Halle 14 is a think tank and visitor centre, and the heart of the Spinnerei. Aiming to encourage discourse about contemporary art, Halle 14 also offers a well-curated library containing books published by the institution’s internal educational department among many others. In addition to international residencies and internship programs, Halle 14 offers a range of art engagement opportunities for young people under the ‘Kreative Spinner’ programme (which translates as ‘Creative Weirdos’ and references the term Spinnerei). This programme offers workshops for local schools and classes for individuals aiming to study fine art at university level. This involves inexpensive skill-based fine art classes and studio visits with local artists.

While Leipzig’s cultural infrastructure seems small compared to global cities, the quality of the spaces and projects is extremely distinguished. This is partly because of the incredibly vast architecture these galleries and organisations use, but also through a grounded understanding of professional practice and mature artistic practices. Growing up in East Germany, I found there is still a strong notion that art education for children and adults should be accessible or even free, which also reflects in the way Halle 14 operates its engagement programmes.

I believe that long-term investment in quality art education as delivered through Leipzig Academy of Visual Art, and the provision of flexible space at Spinnerei and beyond has allowed Leipzig to establish an excellent foundation as a commercially successful visual arts hub slightly off-track from the fast-moving trends of finance-driven global cities.

With an enormous new contemporary art space opening in 2004 and an increasing number of art tours and events, media sources suggest that Leipzig has attracted many of the international collectors that regularity participate in events such as Art Basel and Frieze. With the sudden attention on the artists of the New Leipzig School, a wave of international media coverage started to break in 2005, followed by coverage in travel guides and ratings in the Guardian, NY Times and many internationally renowned German newspapers.
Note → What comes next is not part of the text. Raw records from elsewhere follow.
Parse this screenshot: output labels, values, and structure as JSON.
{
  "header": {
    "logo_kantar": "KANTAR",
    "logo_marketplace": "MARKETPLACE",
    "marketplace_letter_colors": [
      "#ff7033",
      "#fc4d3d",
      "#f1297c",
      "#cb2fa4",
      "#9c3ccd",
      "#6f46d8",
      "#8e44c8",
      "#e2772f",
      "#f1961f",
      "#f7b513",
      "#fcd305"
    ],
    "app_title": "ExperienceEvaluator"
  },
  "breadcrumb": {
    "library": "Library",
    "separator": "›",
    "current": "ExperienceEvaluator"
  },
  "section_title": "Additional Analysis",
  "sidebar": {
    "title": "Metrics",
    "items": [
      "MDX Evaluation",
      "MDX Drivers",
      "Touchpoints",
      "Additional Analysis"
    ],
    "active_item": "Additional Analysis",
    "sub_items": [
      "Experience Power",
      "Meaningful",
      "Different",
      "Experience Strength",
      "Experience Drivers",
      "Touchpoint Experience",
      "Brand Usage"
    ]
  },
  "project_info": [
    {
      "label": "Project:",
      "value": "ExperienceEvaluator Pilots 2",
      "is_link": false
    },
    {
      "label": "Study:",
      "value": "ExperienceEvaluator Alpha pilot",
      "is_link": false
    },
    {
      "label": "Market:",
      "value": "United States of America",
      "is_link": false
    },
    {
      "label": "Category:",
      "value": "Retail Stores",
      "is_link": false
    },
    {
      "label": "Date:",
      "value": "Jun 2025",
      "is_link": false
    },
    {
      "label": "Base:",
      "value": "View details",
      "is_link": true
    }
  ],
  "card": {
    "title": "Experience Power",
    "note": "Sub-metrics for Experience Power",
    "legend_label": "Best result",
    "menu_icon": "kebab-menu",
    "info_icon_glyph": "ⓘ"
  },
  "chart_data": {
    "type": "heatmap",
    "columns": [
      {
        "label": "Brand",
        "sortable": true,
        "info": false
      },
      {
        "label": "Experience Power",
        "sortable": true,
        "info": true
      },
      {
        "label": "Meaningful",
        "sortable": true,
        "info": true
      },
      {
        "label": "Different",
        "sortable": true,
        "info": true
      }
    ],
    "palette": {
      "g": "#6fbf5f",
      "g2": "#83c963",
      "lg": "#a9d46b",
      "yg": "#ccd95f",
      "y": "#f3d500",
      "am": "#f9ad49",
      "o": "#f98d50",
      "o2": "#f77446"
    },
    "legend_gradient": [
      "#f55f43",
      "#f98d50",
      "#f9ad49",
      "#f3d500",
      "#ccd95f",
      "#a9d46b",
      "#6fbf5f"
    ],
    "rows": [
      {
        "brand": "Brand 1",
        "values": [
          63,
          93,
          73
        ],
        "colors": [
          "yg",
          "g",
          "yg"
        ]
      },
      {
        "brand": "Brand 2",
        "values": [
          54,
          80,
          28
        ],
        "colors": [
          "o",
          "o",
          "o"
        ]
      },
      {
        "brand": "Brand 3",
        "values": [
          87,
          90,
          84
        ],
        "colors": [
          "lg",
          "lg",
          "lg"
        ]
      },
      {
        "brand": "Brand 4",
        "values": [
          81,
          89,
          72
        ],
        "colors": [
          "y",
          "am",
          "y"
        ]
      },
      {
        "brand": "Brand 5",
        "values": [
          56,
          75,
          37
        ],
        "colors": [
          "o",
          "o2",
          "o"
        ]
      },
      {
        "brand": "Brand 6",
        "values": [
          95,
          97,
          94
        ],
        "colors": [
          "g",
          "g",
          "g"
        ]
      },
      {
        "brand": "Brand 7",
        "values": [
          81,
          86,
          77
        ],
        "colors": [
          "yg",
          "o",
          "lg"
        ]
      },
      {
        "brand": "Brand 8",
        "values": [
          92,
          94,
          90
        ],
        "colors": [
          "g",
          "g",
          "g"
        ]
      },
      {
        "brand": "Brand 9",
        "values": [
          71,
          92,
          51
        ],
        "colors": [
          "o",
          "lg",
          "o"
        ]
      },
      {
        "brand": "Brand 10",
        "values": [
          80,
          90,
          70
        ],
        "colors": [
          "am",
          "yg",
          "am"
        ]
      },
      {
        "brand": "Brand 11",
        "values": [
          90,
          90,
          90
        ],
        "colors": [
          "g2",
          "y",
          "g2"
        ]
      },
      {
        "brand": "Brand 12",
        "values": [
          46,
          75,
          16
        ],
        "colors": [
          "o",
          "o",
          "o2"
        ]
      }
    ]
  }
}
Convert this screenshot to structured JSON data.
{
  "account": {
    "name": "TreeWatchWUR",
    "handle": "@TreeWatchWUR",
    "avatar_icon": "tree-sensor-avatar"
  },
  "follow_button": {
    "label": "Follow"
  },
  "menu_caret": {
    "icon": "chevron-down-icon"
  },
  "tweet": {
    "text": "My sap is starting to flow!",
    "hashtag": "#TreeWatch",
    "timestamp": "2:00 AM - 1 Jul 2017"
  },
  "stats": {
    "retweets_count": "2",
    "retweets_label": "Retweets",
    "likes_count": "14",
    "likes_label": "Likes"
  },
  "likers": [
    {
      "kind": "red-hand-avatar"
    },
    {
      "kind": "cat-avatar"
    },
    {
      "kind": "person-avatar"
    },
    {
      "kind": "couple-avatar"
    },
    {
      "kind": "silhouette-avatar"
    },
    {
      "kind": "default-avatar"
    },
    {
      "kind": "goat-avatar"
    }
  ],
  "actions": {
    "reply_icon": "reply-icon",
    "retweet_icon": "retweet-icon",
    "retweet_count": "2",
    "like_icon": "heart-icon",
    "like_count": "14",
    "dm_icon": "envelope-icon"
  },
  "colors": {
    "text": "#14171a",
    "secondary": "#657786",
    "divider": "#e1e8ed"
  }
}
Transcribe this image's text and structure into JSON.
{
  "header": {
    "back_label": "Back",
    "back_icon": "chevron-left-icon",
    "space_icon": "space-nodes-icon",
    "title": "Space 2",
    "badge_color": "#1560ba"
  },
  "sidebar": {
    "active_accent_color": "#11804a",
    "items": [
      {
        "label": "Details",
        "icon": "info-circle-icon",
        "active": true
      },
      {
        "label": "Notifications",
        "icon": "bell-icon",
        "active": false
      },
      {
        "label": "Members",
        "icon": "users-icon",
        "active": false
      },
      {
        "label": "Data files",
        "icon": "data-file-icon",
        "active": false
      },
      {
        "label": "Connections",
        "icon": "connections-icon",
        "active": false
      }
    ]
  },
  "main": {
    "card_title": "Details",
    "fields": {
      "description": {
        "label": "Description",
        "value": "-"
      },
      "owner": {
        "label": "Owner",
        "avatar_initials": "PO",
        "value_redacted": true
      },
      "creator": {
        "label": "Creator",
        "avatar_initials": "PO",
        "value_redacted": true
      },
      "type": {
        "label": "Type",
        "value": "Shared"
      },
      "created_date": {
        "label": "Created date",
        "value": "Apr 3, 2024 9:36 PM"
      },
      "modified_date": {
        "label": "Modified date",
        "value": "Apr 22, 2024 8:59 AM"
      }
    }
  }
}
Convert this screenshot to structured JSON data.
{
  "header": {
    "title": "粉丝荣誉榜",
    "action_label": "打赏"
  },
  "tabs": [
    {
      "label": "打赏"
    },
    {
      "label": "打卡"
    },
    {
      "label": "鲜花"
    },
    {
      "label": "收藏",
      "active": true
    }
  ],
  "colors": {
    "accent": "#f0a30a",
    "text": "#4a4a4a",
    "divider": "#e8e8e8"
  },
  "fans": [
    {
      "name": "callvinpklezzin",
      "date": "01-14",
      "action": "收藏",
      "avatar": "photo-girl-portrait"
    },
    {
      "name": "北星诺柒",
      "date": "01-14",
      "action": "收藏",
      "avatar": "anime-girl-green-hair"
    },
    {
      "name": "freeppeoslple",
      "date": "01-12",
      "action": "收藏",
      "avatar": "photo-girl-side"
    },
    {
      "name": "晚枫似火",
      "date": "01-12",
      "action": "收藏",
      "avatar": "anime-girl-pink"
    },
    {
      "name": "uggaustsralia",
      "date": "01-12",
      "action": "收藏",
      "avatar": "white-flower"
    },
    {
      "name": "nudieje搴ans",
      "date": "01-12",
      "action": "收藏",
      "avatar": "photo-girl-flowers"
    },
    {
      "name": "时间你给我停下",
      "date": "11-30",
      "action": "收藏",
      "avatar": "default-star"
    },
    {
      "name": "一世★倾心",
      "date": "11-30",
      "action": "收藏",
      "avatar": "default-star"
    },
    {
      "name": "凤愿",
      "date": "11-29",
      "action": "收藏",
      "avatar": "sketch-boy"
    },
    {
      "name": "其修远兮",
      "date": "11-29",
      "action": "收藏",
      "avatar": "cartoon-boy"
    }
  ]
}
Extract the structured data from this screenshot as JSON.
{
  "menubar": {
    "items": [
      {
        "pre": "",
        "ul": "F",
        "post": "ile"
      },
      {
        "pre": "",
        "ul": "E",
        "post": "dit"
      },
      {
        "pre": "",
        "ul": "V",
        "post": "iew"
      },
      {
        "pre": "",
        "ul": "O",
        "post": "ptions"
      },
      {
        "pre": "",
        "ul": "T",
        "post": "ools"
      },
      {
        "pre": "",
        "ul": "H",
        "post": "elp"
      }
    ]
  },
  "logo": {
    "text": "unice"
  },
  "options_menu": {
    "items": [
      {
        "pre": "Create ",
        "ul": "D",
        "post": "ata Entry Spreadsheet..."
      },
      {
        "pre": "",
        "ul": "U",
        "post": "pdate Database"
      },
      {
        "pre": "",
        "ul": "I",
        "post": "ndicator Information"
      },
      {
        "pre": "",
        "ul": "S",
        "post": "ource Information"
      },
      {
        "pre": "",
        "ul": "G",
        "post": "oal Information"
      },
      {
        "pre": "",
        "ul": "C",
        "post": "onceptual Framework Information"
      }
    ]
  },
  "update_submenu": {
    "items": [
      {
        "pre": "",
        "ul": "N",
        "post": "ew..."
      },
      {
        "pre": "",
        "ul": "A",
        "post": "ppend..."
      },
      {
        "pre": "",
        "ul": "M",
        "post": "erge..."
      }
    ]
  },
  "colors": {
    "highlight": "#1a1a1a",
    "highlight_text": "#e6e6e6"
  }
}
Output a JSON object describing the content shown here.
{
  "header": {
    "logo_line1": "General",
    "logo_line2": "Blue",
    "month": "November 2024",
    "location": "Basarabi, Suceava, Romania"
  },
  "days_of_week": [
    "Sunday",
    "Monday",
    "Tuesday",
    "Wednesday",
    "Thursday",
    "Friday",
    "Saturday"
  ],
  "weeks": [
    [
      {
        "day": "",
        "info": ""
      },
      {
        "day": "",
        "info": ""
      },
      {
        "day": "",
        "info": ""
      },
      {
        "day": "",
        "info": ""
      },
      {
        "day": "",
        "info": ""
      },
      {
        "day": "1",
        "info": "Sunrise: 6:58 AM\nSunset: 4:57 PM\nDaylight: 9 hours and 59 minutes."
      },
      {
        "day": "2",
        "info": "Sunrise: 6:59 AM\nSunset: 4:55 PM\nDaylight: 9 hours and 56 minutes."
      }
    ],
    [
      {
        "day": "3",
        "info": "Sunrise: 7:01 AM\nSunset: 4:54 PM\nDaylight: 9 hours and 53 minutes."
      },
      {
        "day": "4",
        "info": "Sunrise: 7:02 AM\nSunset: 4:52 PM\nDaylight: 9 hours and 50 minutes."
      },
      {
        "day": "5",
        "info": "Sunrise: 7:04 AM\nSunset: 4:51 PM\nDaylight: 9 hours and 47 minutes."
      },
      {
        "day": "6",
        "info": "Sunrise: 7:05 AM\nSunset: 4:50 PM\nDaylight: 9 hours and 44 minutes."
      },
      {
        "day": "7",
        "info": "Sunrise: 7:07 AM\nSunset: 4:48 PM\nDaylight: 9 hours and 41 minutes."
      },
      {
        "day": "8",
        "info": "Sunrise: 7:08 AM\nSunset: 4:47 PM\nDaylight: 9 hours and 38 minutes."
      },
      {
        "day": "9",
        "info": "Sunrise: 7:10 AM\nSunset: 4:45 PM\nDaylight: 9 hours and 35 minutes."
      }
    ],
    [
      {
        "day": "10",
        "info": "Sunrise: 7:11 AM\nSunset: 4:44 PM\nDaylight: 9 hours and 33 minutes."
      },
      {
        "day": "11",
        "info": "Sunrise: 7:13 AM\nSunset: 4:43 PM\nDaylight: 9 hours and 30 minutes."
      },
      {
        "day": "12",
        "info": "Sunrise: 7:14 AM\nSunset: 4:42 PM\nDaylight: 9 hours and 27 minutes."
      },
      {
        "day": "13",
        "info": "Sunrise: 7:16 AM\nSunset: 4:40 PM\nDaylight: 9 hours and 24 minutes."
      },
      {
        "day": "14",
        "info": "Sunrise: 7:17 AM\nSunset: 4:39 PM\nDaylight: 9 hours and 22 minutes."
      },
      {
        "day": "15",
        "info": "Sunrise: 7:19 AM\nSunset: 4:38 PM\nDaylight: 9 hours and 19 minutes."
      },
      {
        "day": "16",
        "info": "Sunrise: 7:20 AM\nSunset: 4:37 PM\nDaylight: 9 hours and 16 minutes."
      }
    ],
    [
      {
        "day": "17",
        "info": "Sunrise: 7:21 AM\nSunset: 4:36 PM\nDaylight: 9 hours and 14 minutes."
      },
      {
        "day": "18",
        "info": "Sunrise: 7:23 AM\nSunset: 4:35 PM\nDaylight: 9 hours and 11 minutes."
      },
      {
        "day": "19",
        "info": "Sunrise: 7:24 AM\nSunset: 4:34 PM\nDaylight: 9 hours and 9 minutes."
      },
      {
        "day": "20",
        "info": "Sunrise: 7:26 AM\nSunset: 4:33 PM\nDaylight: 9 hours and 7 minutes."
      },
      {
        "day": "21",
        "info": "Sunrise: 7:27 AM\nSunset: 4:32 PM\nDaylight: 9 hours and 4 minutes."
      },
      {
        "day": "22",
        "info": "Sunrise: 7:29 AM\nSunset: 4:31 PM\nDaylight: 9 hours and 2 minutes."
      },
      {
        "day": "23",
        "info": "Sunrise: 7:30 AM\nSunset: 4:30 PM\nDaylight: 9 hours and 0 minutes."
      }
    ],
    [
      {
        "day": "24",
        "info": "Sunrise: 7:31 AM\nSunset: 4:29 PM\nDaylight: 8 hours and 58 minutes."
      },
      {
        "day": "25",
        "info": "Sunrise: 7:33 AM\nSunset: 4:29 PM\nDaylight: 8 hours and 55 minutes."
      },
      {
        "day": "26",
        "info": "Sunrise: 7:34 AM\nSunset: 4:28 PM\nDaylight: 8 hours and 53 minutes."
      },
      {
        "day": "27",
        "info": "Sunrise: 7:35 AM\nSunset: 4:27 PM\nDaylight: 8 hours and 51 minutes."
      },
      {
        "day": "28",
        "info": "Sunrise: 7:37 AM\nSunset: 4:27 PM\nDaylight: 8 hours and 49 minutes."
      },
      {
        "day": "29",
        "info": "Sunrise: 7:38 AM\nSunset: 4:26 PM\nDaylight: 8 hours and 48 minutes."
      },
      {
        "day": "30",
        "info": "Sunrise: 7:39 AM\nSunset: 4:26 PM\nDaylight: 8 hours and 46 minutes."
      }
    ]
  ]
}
Leipzig’s tourism agency has responded to this by creating marketing material and guides that brand ‘Creative Leipzig’ as the centre for fine and applied arts in Germany.

With these developments and the fact that Leipzig is just over an hour from Berlin by train, it seems likely that Berlin’s hype will splash over to ‘Hypezig’. While I hope this would open and internationalise the Leipzig scene, I hope that this would not result in the wholesale of Leipzig’s very own cultural distinctiveness.

For the East German area, a region often portrayed as one with high unemployment and isolated fractions of extreme right ideology, this could mean increased recognition for what is missing in much of today’s commercially over-saturated cultural landscape: authentic and purposeful long-term developments where artistic practices can mature.

Silvie Jacobi is an artist and cultural strategist studying urban geography and creative industries at King’s College London.